Sooooo, shop around and see which ones come with a phone app and then
do some further reading to find out what other features it may offer
you. The Nest thermostat has many advanced features, most of which
I've turned off, and it's very pricey. You will have to balance the
options against what you're willing to shell out.
Keep us informed.
Does Nest have emergency fall back setting? Like when RTA temp. on your
furnace is falling below dangerous freezing point for some malfunction,
can it fall back to safe temp setting automatically?
In another word, does it have RTA temp sensor signal into the 'stat?
My Honeywell WiFi 'stat has that as an option and it was a matter of
drilling little hole on the RTA plenum and install sensor and run a wire
to the interface control module.
Measuring stuff is as good a hobby as any.
I'm sure you can come up with situations where it might be important
to monitor remotely in real time.
But for most of us, it's just a potentially expensive hobby.
IMHO, the only reason to have data is if you're gonna use it to make
tomorrow better by changing something.
Most of us live uneventful/predictable lives. What happens today
is gonna be very much like what happened yesterday. On average, our
existence is average.
You probably have dials on your gas meter and your electric meter
that you can watch go around.
If you've done the math and have installed the cost-effective
what more can you do?
You don't need real-time monitoring to know that taking shorter
and colder showers costs less money.
You don't need real-time monitoring to know that turning down
the thermostat saves heating $$$.
So, use less to the greatest extent you can stand. Not much more to be
I programmed a PALM Pilot to watch the flashing light on the smart
electric utility meter. I can see a graph of usage history.
It was fun for about a week to watch the water heater go on and off.
And see every time I ran the microwave to heat up coffee. But it
hasn't changed my coffee habits one bit.
Twice, when I bothered to look at the readout, I went searching for
unintended power use and found the attic lights on. Saved me nowhere
near the cost of the monitoring system.
I programmed another PALM to monitor the furnace fan. I can graph
gas usage (the translation from fan to gas is straightforward math)
in real time. Once, I could tell that the furnace was malfunctioning,
but only after I felt cold and went to check.
One interesting thing I found was that the thermal time constant
of the house was very long. Temperature setback for a few hours
at a time saved almost nothing. Took damn near as many BTU's
to reheat the house as were saved by the setback.
YMMV if everybody in the house stays away for long periods of time.
Bottom line is that people should reduce ALL their energy usage
to the minimum they can tolerate.
If checking the consumption of the fridge causes you to buy a new
fridge...it did for me...then do it. Further monitoring is not helpful.

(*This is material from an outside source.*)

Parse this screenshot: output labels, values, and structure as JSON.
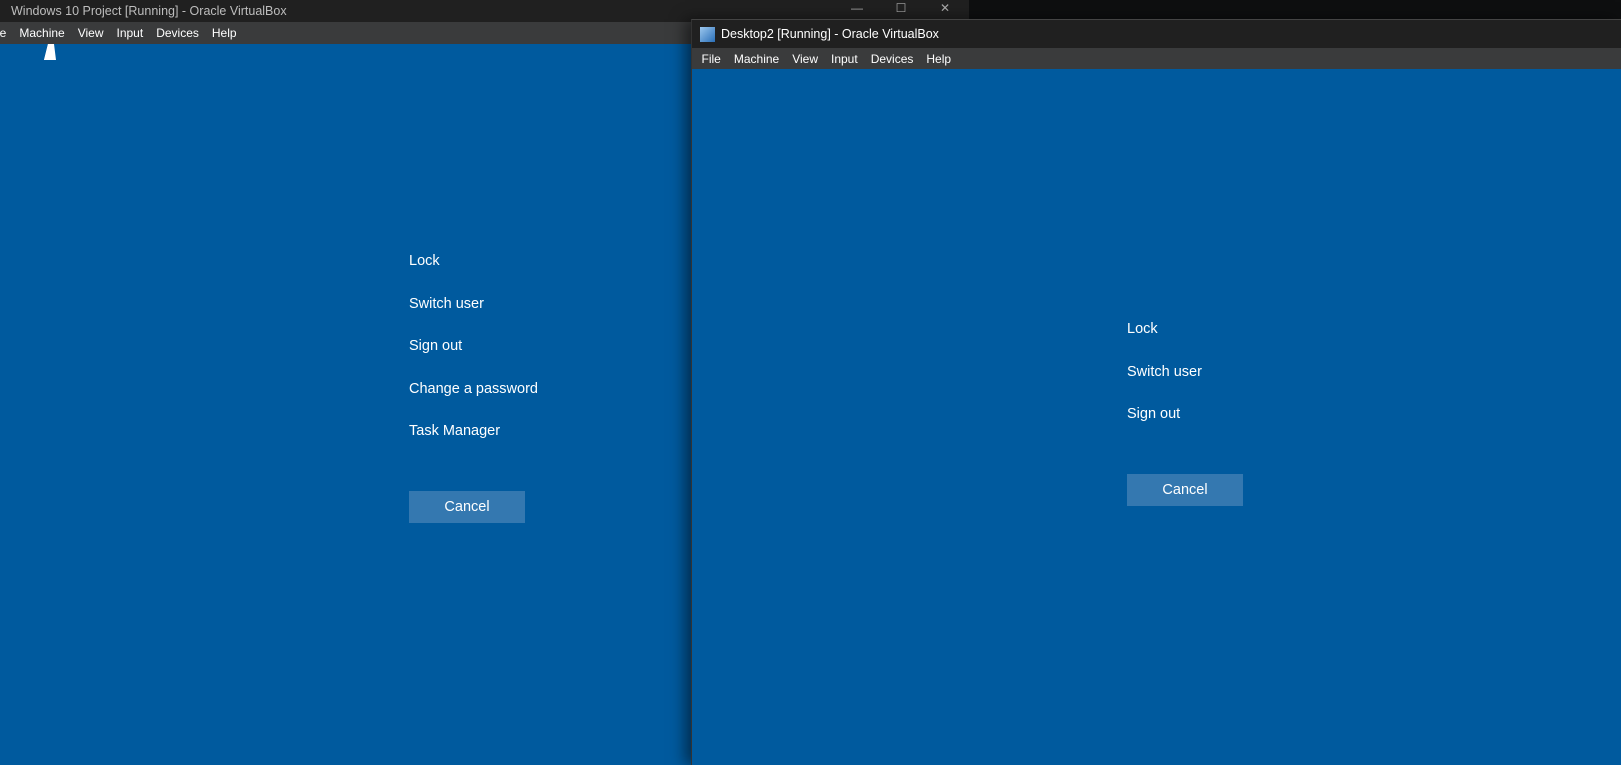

Most of us already have all the monitoring tools we need sitting
right outside the house on the utility meters.
Don't monitor anything if the result won't change the future.
But it can be a fun hobby...till you get bored and move on.
I can raise mine <under ideal conditions> from 35F to 80F in under 10
minutes ... BUT I have a woodburning stove sized for the final size of our
new house , and only about 30% of the final structure is currently built .
I don't expect that quick of temp rise when we're finished , but that's
partly because of the thermal storage mass that will be incorporated into
the final structure .
HomeOwnersHub.com is a website for homeowners and building and maintenance pros. It is not affiliated with any of the manufacturers or service providers discussed here.
All logos and trade names are the property of their respective owners.